Anthony Joshua scores 10th-round TKO of Carlos Takam to retain heavyweight titles
It didn’t come as easy as expected, but Anthony Joshua maintained his perfect knockout percentage.
The IBF/WBA heavyweight titleholder dropped late replacement Carlos Takam in Round 4 on Saturday in Cardiff, Wales, opened up nasty gashes over both eyes and then stopped the Frenchman on his feet in Round 10. Takam absorbed a series of cracking blows shortly before the finish, but it seemed like a premature call from referee Phil Edwards at 1:34.
Takam was clear-eyed and fighting well — he won Rounds 7 and 9 on RingTV.com’s unofficial scorecard — and deserved the opportunity to continue. Instead, Joshua’s IBF mandatory is fulfilled, and talk can turn to far bigger fights in 2018.
“I have no interest in what’s going on with the official, that’s not my job,” said Joshua (20-0, 20 knockouts), who was fighting for the fifth consecutive occasion on Showtime. “I was watching him, I was trying to break him down round by round and unfortunately the ref stopped it.
“I think people wanted to see Takam unconscious on the floor, am I right? That’s where I was trying to get to. I didn’t have control over the ref’s decision. Now, we’re on to a positive 2018.”
A sold-out crowd of 78,000 packed Principality Stadium to watch boxing’s biggest star defend his heavyweight crown for the third time. In Joshua’s first fight on the heels of his breakout performance — an 11th-round stoppage of Wladimir Klitschko in a heavyweight classic — Joshua once again showed off his impressive tools, and once more was forced to fight through some adversity.
A head butt busted up Joshua’s nose in Round 2 — the Brit claimed it was broken and that he would soon have it cracked back into place — after he rose off the canvas to stop Klitschko in April.
Takam fought gamely, with blood smeared across both eyes, the vision in his right eye clearly compromised. The 2004 Olympian was called on for the assignment after original mandatory challenger Kubrat Pulev withdrew with a shoulder injury two weeks ago and proved ready for the challenge.
The 36-year-old never threatened to take control of the bout, though. He simply boxed at a foolish distance — right at the end of Joshua’s long jab and tremendous reach — for most of the fight. When Takam, 235 1/2 pounds, did plow forward and combat the champ on the inside, he found some success, but he was only effective in spurts.
“He started catching up in the later rounds, it would have been a massive disaster,” said Joshua, who figured he will need a few months to recover from the nose injury. “I had to keep my cool. I just kept my composure and continued to fight as anyone would do.”
With Takam out of the way, Joshua now hopes for perhaps the biggest matchup that can be formalized in the sport: a unification with fellow crushing puncher Deontay Wilder.
The Alabama native rematches Bermane Stiverne next week, and if all goes according to plan, they’ll square off at some point next year. “It has to happen for sure,” Joshua said.
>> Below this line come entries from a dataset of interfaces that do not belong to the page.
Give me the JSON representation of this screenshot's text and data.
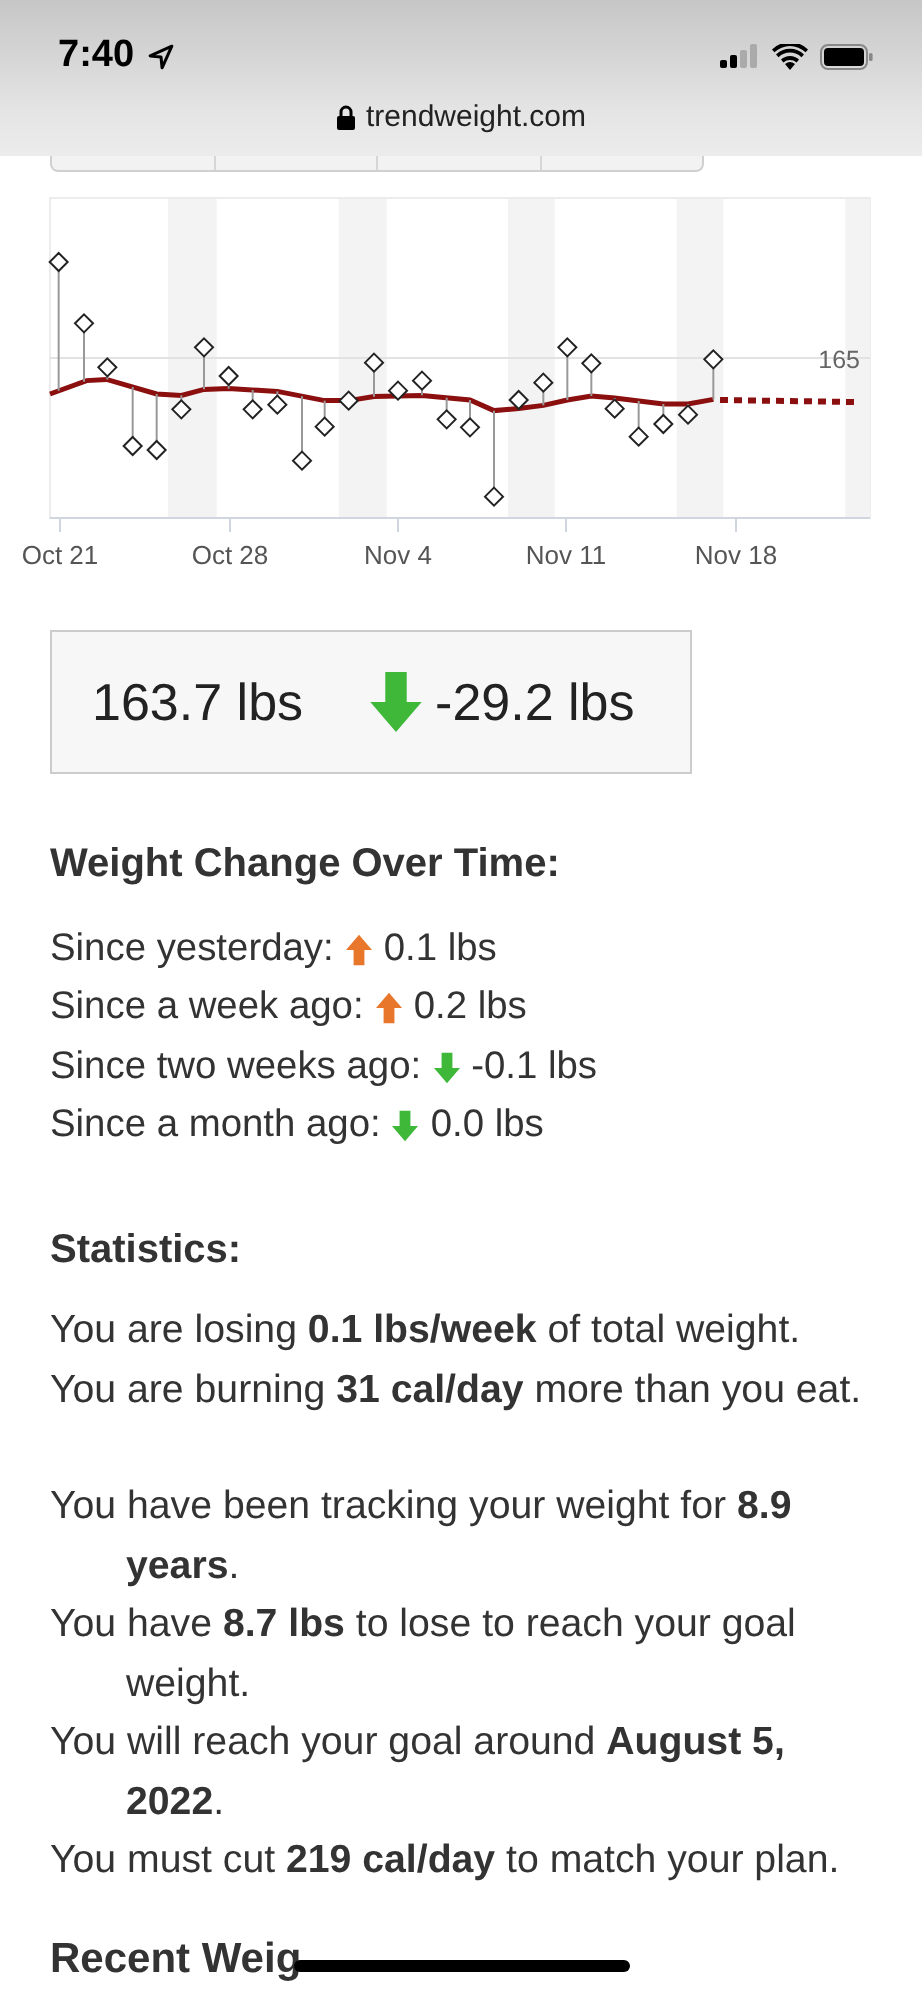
{
  "status_bar": {
    "time": "7:40"
  },
  "browser": {
    "url": "trendweight.com"
  },
  "chart": {
    "y_tick": "165",
    "x_labels": [
      "Oct 21",
      "Oct 28",
      "Nov 4",
      "Nov 11",
      "Nov 18"
    ]
  },
  "summary": {
    "current": "163.7 lbs",
    "change": "-29.2 lbs",
    "kind": "down"
  },
  "weight_change": {
    "title": "Weight Change Over Time:",
    "rows": [
      {
        "label": "Since yesterday:",
        "kind": "up",
        "value": "0.1 lbs"
      },
      {
        "label": "Since a week ago:",
        "kind": "up",
        "value": "0.2 lbs"
      },
      {
        "label": "Since two weeks ago:",
        "kind": "down",
        "value": "-0.1 lbs"
      },
      {
        "label": "Since a month ago:",
        "kind": "down",
        "value": "0.0 lbs"
      }
    ]
  },
  "statistics": {
    "title": "Statistics:",
    "groups": [
      [
        "You are losing **0.1 lbs/week** of total weight.",
        "You are burning **31 cal/day** more than you eat."
      ],
      [
        "You have been tracking your weight for **8.9 years**.",
        "You have **8.7 lbs** to lose to reach your goal weight.",
        "You will reach your goal around **August 5, 2022**.",
        "You must cut **219 cal/day** to match your plan."
      ]
    ]
  },
  "next_heading": "Recent Weig"
}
That’s provided Joshua doesn’t jump ship to HBO, the network that has heavily courted the global star.
“Deontay Wilder, he talks a lot, he’s not really fighting anybody, Deontay Wilder against Anthony Joshua has to happen,” said Joshua’s promoter, Eddie Hearn. “There’s also a great fighter named Tyson Fury, he needs to come back. (Joshua) will give you the fights that you want, I promise you that. Deontay Wilder, Tyson Fury, Joseph Parker, those are the 2018 fights.
“Deontay Wilder will be relieved of that belt in 2018 by Anthony Joshua.”
Takam (35-4-1, 27 KOs) forced Joshua to reach Round 10 for just the second time, a good learning experience for the 28-year-old. But again, it appeared he had stamina issues. From Round 7 on, the 254-pounder’s mouth was agape as his output dropped tremendously.
He attempted to land short uppercuts on the inside when Takam overextended himself, but outside of Round 4 and Round 10 the power shots weren’t connecting flush with consistency.
Takam entered the bout 0-2-1 in notable fights (KO loss to Alexander Povetkin, decision defeat to Joseph Parker, draw with Mike Perez on HBO). But even in defeat, Takam has proven to be a reliable gatekeeper who can test and give rounds to top heavyweights.
He did nothing but enhance his stature in defeat. And Joshua moves on to what should be a massive 2018.
“I can’t fight Joe Blokes forever,” he said, “I have to fight champion fighters.”
If Joshua can continue to score knockouts next year against the type of opponents Hearn outlined for him, he might not be a U.K. star anymore. He’ll be a global icon.
Mike Coppinger is the Senior Writer for RingTV.com. Follow him on Twitter: @MikeCoppinger